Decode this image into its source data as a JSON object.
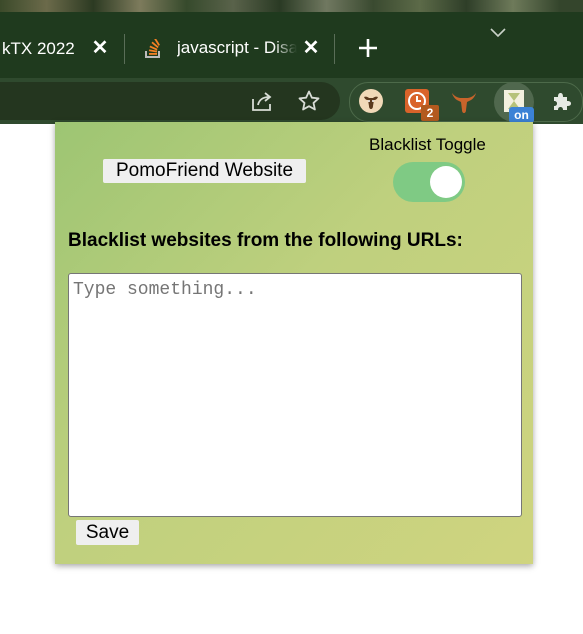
{
  "browser": {
    "tabs": [
      {
        "title": "kTX 2022",
        "close": "✕"
      },
      {
        "title": "javascript - Disable",
        "close": "✕"
      }
    ],
    "new_tab_symbol": "+",
    "toolbar_icons": [
      "share-icon",
      "star-icon"
    ],
    "extensions": [
      {
        "name": "cow-extension-icon"
      },
      {
        "name": "timer-extension-icon",
        "badge": "2"
      },
      {
        "name": "longhorn-extension-icon"
      },
      {
        "name": "pomofriend-extension-icon",
        "badge": "on"
      },
      {
        "name": "puzzle-icon"
      }
    ],
    "colors": {
      "tabstrip": "#1f3a1e",
      "toolbar": "#2f4a2e",
      "badge_count": "#b35a1f",
      "badge_on": "#3b82d6"
    }
  },
  "popup": {
    "website_button": "PomoFriend Website",
    "toggle_label": "Blacklist Toggle",
    "toggle_on": true,
    "heading": "Blacklist websites from the following URLs:",
    "textarea_placeholder": "Type something...",
    "textarea_value": "",
    "save_button": "Save",
    "colors": {
      "background_start": "#9dc573",
      "background_end": "#cfd47f",
      "toggle": "#7fca84"
    }
  }
}
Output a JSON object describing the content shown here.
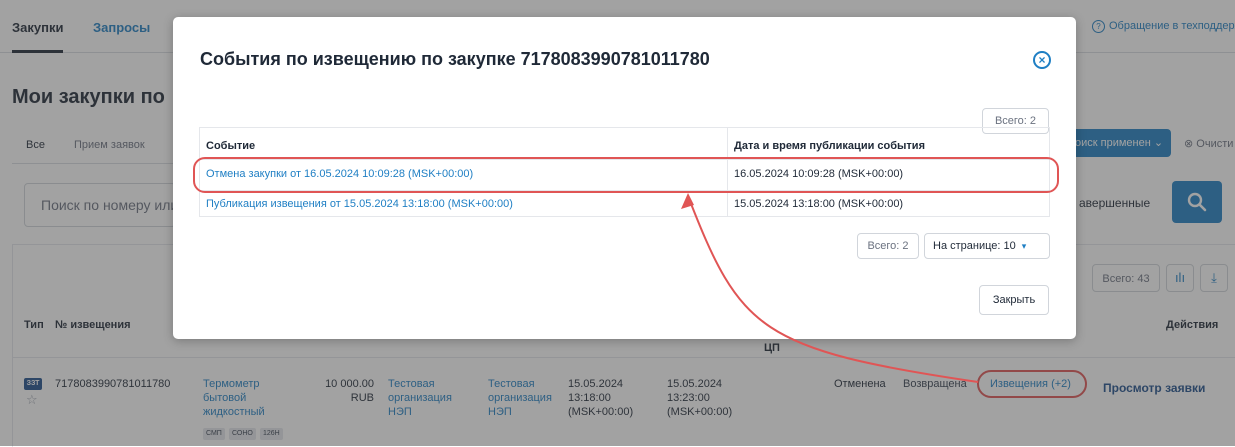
{
  "nav": {
    "tabs": [
      "Закупки",
      "Запросы"
    ],
    "support_text": "Обращение в техподдерж"
  },
  "page": {
    "title": "Мои закупки по ",
    "subtabs": [
      "Все",
      "Прием заявок"
    ],
    "search_placeholder": "Поиск по номеру или",
    "filter_button": "оиск применен",
    "clear_link": "Очисти",
    "completed_label": "авершенные",
    "total": "Всего: 43"
  },
  "table": {
    "headers": {
      "type": "Тип",
      "number": "№ извещения",
      "cp": "ЦП",
      "actions": "Действия"
    },
    "row": {
      "type_badge": "ЗЗТ",
      "number": "7178083990781011780",
      "name": [
        "Термометр",
        "бытовой",
        "жидкостный"
      ],
      "tags": [
        "СМП",
        "СОНО",
        "126Н"
      ],
      "price": "10 000.00",
      "currency": "RUB",
      "customer": [
        "Тестовая",
        "организация",
        "НЭП"
      ],
      "organizer": [
        "Тестовая",
        "организация",
        "НЭП"
      ],
      "date1": [
        "15.05.2024",
        "13:18:00",
        "(MSK+00:00)"
      ],
      "date2": [
        "15.05.2024",
        "13:23:00",
        "(MSK+00:00)"
      ],
      "status": "Отменена",
      "status2": "Возвращена",
      "notices_link": "Извещения (+2)",
      "view_link": "Просмотр заявки"
    }
  },
  "modal": {
    "title": "События по извещению по закупке 7178083990781011780",
    "total_top": "Всего: 2",
    "columns": [
      "Событие",
      "Дата и время публикации события"
    ],
    "rows": [
      {
        "event": "Отмена закупки от 16.05.2024 10:09:28 (MSK+00:00)",
        "published": "16.05.2024 10:09:28 (MSK+00:00)"
      },
      {
        "event": "Публикация извещения от 15.05.2024 13:18:00 (MSK+00:00)",
        "published": "15.05.2024 13:18:00 (MSK+00:00)"
      }
    ],
    "total_bottom": "Всего: 2",
    "per_page": "На странице: 10",
    "close_button": "Закрыть"
  },
  "colors": {
    "link": "#1f7fc4",
    "primary": "#1f7fc4",
    "highlight": "#e05555",
    "overlay": "rgba(60,60,60,0.48)"
  },
  "icons": [
    "support-icon",
    "search-icon",
    "chart-icon",
    "download-icon",
    "star-icon",
    "close-icon",
    "chevron-down-icon"
  ]
}
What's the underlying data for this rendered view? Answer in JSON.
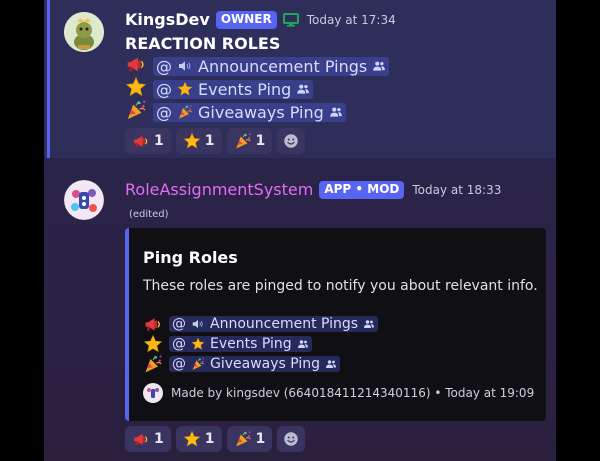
{
  "msg1": {
    "username": "KingsDev",
    "username_color": "#ffffff",
    "tag": "OWNER",
    "status_icon": "monitor-icon",
    "timestamp": "Today at 17:34",
    "title": "REACTION ROLES",
    "roles": [
      {
        "emoji_icon": "megaphone-icon",
        "mention_prefix": "@",
        "mention_icon": "speaker-icon",
        "label": "Announcement Pings"
      },
      {
        "emoji_icon": "star-icon",
        "mention_prefix": "@",
        "mention_icon": "star-icon",
        "label": "Events Ping"
      },
      {
        "emoji_icon": "party-popper-icon",
        "mention_prefix": "@",
        "mention_icon": "party-popper-icon",
        "label": "Giveaways Ping"
      }
    ],
    "reactions": [
      {
        "icon": "megaphone-icon",
        "count": "1"
      },
      {
        "icon": "star-icon",
        "count": "1"
      },
      {
        "icon": "party-popper-icon",
        "count": "1"
      }
    ]
  },
  "msg2": {
    "username": "RoleAssignmentSystem",
    "username_color": "#e36cf5",
    "tag": "APP • MOD",
    "timestamp": "Today at 18:33",
    "edited": "(edited)",
    "embed": {
      "title": "Ping Roles",
      "description": "These roles are pinged to notify you about relevant info.",
      "roles": [
        {
          "emoji_icon": "megaphone-icon",
          "mention_prefix": "@",
          "mention_icon": "speaker-icon",
          "label": "Announcement Pings"
        },
        {
          "emoji_icon": "star-icon",
          "mention_prefix": "@",
          "mention_icon": "star-icon",
          "label": "Events Ping"
        },
        {
          "emoji_icon": "party-popper-icon",
          "mention_prefix": "@",
          "mention_icon": "party-popper-icon",
          "label": "Giveaways Ping"
        }
      ],
      "footer": "Made by kingsdev (664018411214340116) • Today at 19:09",
      "accent_color": "#5865f2"
    },
    "reactions": [
      {
        "icon": "megaphone-icon",
        "count": "1"
      },
      {
        "icon": "star-icon",
        "count": "1"
      },
      {
        "icon": "party-popper-icon",
        "count": "1"
      }
    ]
  },
  "colors": {
    "accent": "#5865f2",
    "mention_bg": "#3b3f7a",
    "status_green": "#23a55a"
  }
}
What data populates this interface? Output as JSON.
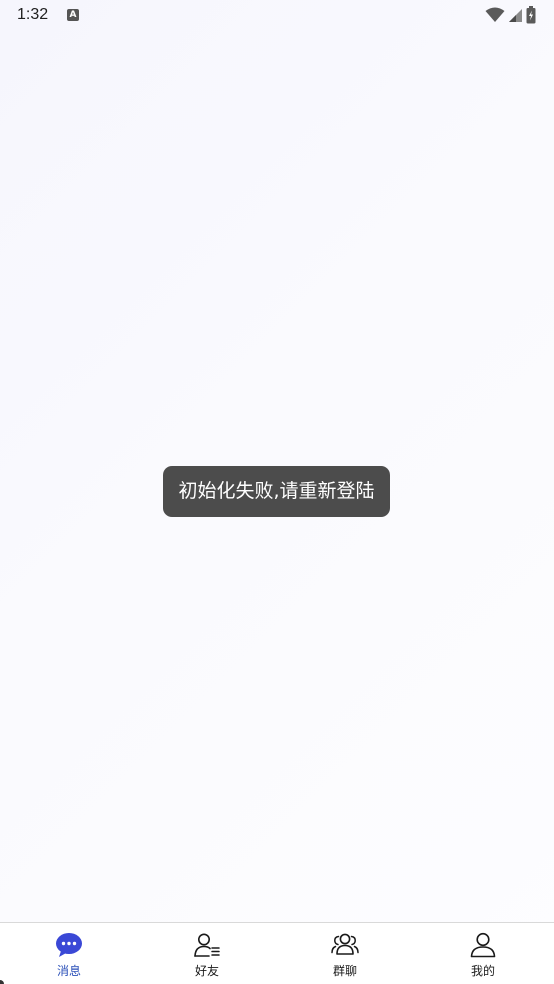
{
  "status_bar": {
    "time": "1:32",
    "a_badge": "A"
  },
  "toast": {
    "message": "初始化失败,请重新登陆"
  },
  "tab_bar": {
    "active_color": "#3a48d6",
    "tabs": [
      {
        "label": "消息",
        "icon": "chat-bubble-icon",
        "active": true
      },
      {
        "label": "好友",
        "icon": "friends-icon",
        "active": false
      },
      {
        "label": "群聊",
        "icon": "group-icon",
        "active": false
      },
      {
        "label": "我的",
        "icon": "profile-icon",
        "active": false
      }
    ]
  }
}
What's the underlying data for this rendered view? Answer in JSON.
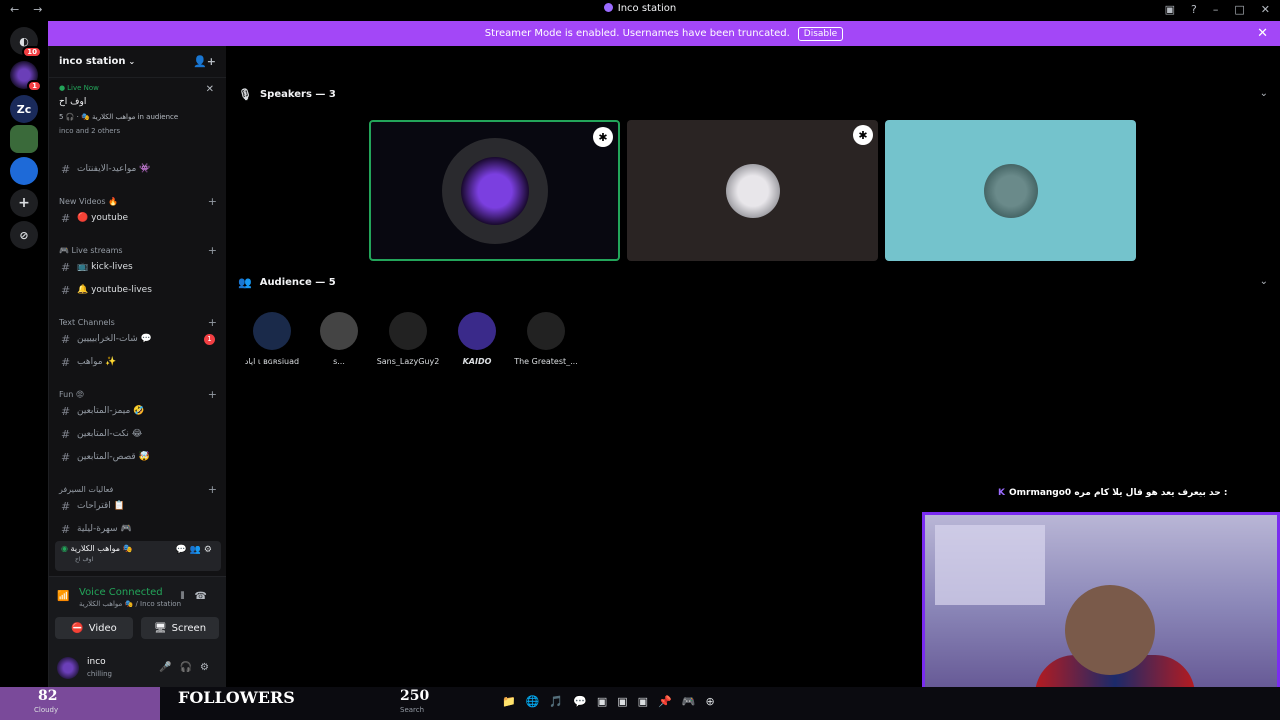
{
  "window": {
    "title": "Inco station",
    "nav_back": "←",
    "nav_fwd": "→",
    "controls": [
      "▣",
      "?",
      "–",
      "□",
      "✕"
    ]
  },
  "banner": {
    "text": "Streamer Mode is enabled. Usernames have been truncated.",
    "button": "Disable",
    "close": "✕"
  },
  "rail": {
    "home_badge": "10",
    "server_badge": "1",
    "zc_label": "Zc",
    "add_icon": "+",
    "explore_icon": "⊘"
  },
  "sidebar": {
    "server_name": "inco station",
    "live": {
      "label": "Live Now",
      "title": "اوف اح",
      "meta": "مواهب الكلارية 🎭 · 🎧 5 in audience",
      "people": "inco and 2 others",
      "close": "✕"
    },
    "channels": [
      {
        "name": "مواعيد-الايفنتات 👾",
        "type": "#"
      },
      {
        "category": "New Videos 🔥"
      },
      {
        "name": "🔴 youtube",
        "type": "#"
      },
      {
        "category": "🎮 Live streams"
      },
      {
        "name": "📺 kick-lives",
        "type": "#"
      },
      {
        "name": "🔔 youtube-lives",
        "type": "#"
      },
      {
        "category": "Text Channels"
      },
      {
        "name": "شات-الخرابيييين 💬",
        "type": "#",
        "mentions": "1"
      },
      {
        "name": "مواهب ✨",
        "type": "#"
      },
      {
        "category": "Fun 😡"
      },
      {
        "name": "ميمز-المتابعين 🤣",
        "type": "#"
      },
      {
        "name": "نكت-المتابعين 😂",
        "type": "#"
      },
      {
        "name": "قصص-المتابعين 🤯",
        "type": "#"
      },
      {
        "category": "فعاليات السيرفر"
      },
      {
        "name": "اقتراحات 📋",
        "type": "#"
      },
      {
        "name": "سهرة-ليلية 🎮",
        "type": "#"
      }
    ],
    "voice_channel": {
      "name": "مواهب الكلارية 🎭",
      "sub": "اوف اح"
    },
    "voice": {
      "status": "Voice Connected",
      "where": "مواهب الكلارية 🎭 / Inco station",
      "video_label": "Video",
      "screen_label": "Screen"
    },
    "user": {
      "name": "inco",
      "status": "chilling"
    }
  },
  "stage": {
    "speakers_title": "Speakers — 3",
    "audience_title": "Audience — 5",
    "audience": [
      {
        "name": "اياد ι ʙɢʀsiuad",
        "color": "#1a2a4a"
      },
      {
        "name": "s...",
        "color": "#444"
      },
      {
        "name": "Sans_LazyGuy2",
        "color": "#000"
      },
      {
        "name": "KAIDO",
        "color": "#3a2a8a"
      },
      {
        "name": "The Greatest_...",
        "color": "#000"
      }
    ]
  },
  "overlay": {
    "chat_user": "Omrmango0",
    "chat_text": "حد بيعرف يعد هو قال يلا كام مره :",
    "followers_num": "82",
    "weather": "Cloudy",
    "followers_label": "FOLLOWERS",
    "followers_count": "250",
    "search_label": "Search"
  },
  "colors": {
    "accent": "#a347f7",
    "live_green": "#23a55a",
    "mention_red": "#f23f43"
  }
}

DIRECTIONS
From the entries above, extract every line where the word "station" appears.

EXERCISE ANSWER
    "title": "Inco station",
    "server_name": "inco station",
      "where": "مواهب الكلارية 🎭 / Inco station",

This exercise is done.